In a bid to reduce reliance on hard currencies, especially the US dollar, the government will also propose an increase in the use of local currencies for bilateral transactions carried out by business actors in Indonesia and partner countries, especially within Asia.

This initiative was intended to stabilise the rupiah exchange rate and enhance economic stability, he explained, citing greater trade potential between Asian countries.

BCA chief economist David Sumual told the source on Thursday that both the weaker rupiah and high oil prices were currently in “correction” phase amid an easing Middle East conflict. He projects Indonesia could still maintain inflation well within Bank Indonesia’s target, for now.

David said increasing the use of local currencies with Indonesia’s trade partners would remain challenging, as businesses are still accustomed to conducting transactions in US dollars.

“It will take time and thorough familiarisation because the habit of using a specific currency is difficult to change,” David explained.

Meanwhile, Ali Setiawan, head of markets and securities services at private lender HSBC Indonesia said in a statement on Thursday that the rupiah may get a breather after July, following the end of the seasonal dividend outflow season that starts in April. This also assumes geopolitical risks are manageable and the US Federal Reserve maintains its expected rate cut cycle.

The rupiah may gain more support later this year if the US Treasury yields decline as the bank expected, and investors could get more clarity on the incoming government.

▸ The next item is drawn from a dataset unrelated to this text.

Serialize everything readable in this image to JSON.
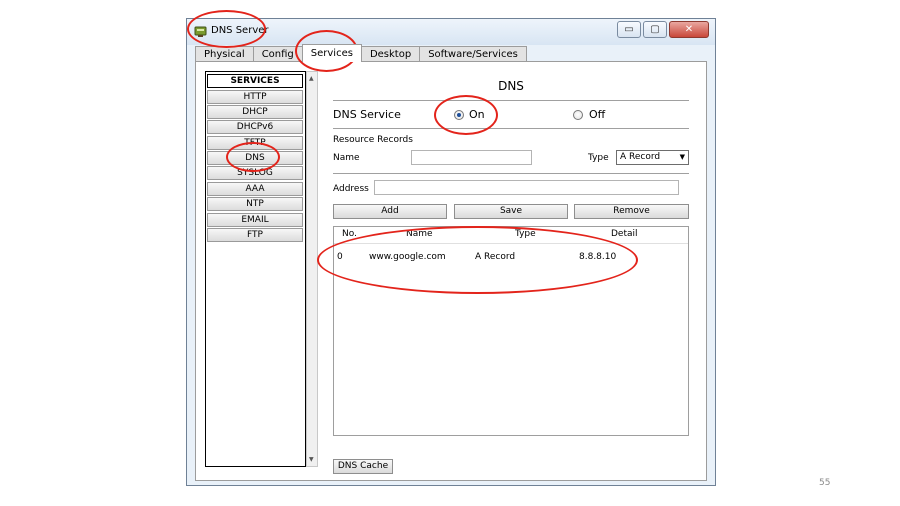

The government is currently mapping out solutions to protect the industrial sector from escalating energy prices and the rupiah depreciation amid the ongoing conflict in the Middle East. PHOTO: ANN/THE JAKARTA POST SOURCE